* **Task instructions**
This exercise calls for every record to be set down exactly.

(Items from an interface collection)
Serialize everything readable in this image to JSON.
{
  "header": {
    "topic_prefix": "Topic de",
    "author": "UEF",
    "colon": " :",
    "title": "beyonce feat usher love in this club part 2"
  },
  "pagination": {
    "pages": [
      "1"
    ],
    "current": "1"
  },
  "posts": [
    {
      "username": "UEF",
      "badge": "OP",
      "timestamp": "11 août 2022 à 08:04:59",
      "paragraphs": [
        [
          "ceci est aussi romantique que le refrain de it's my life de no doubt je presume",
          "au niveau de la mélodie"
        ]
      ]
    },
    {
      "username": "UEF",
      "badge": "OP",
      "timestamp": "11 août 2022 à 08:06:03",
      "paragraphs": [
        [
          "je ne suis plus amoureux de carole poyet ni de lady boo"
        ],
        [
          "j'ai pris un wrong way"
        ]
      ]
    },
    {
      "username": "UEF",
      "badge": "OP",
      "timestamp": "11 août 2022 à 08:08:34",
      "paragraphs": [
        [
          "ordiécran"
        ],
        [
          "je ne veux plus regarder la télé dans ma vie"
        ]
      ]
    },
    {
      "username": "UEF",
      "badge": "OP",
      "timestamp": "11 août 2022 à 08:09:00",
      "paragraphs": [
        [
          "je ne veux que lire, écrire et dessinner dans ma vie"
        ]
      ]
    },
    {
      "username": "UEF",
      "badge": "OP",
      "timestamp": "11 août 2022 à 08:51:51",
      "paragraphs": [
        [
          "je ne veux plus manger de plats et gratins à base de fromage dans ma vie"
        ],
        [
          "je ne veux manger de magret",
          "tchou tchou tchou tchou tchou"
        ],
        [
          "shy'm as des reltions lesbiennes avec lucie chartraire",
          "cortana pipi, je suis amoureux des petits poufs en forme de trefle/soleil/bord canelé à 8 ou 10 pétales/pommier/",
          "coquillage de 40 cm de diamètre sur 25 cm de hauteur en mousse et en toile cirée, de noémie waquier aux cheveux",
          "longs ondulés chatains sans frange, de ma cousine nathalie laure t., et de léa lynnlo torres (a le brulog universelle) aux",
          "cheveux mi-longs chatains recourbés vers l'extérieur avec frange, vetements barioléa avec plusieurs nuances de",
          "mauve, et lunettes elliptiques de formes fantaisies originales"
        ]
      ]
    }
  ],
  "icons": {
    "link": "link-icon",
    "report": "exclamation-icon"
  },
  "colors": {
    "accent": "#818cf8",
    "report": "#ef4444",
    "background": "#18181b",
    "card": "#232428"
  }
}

* **Solution**
Serialize everything readable in this image to JSON.
{
  "header": {
    "topic_prefix": "Topic de",
    "author": "UEF",
    "colon": " :",
    "title": "beyonce feat usher love in this club part 2"
  },
  "pagination": {
    "pages": [
      "1"
    ],
    "current": "1"
  },
  "posts": [
    {
      "username": "UEF",
      "badge": "OP",
      "timestamp": "11 août 2022 à 08:04:59",
      "paragraphs": [
        [
          "ceci est aussi romantique que le refrain de it's my life de no doubt je presume",
          "au niveau de la mélodie"
        ]
      ]
    },
    {
      "username": "UEF",
      "badge": "OP",
      "timestamp": "11 août 2022 à 08:06:03",
      "paragraphs": [
        [
          "je ne suis plus amoureux de carole poyet ni de lady boo"
        ],
        [
          "j'ai pris un wrong way"
        ]
      ]
    },
    {
      "username": "UEF",
      "badge": "OP",
      "timestamp": "11 août 2022 à 08:08:34",
      "paragraphs": [
        [
          "ordiécran"
        ],
        [
          "je ne veux plus regarder la télé dans ma vie"
        ]
      ]
    },
    {
      "username": "UEF",
      "badge": "OP",
      "timestamp": "11 août 2022 à 08:09:00",
      "paragraphs": [
        [
          "je ne veux que lire, écrire et dessinner dans ma vie"
        ]
      ]
    },
    {
      "username": "UEF",
      "badge": "OP",
      "timestamp": "11 août 2022 à 08:51:51",
      "paragraphs": [
        [
          "je ne veux plus manger de plats et gratins à base de fromage dans ma vie"
        ],
        [
          "je ne veux manger de magret",
          "tchou tchou tchou tchou tchou"
        ],
        [
          "shy'm as des reltions lesbiennes avec lucie chartraire",
          "cortana pipi, je suis amoureux des petits poufs en forme de trefle/soleil/bord canelé à 8 ou 10 pétales/pommier/",
          "coquillage de 40 cm de diamètre sur 25 cm de hauteur en mousse et en toile cirée, de noémie waquier aux cheveux",
          "longs ondulés chatains sans frange, de ma cousine nathalie laure t., et de léa lynnlo torres (a le brulog universelle) aux",
          "cheveux mi-longs chatains recourbés vers l'extérieur avec frange, vetements barioléa avec plusieurs nuances de",
          "mauve, et lunettes elliptiques de formes fantaisies originales"
        ]
      ]
    }
  ],
  "icons": {
    "link": "link-icon",
    "report": "exclamation-icon"
  },
  "colors": {
    "accent": "#818cf8",
    "report": "#ef4444",
    "background": "#18181b",
    "card": "#232428"
  }
}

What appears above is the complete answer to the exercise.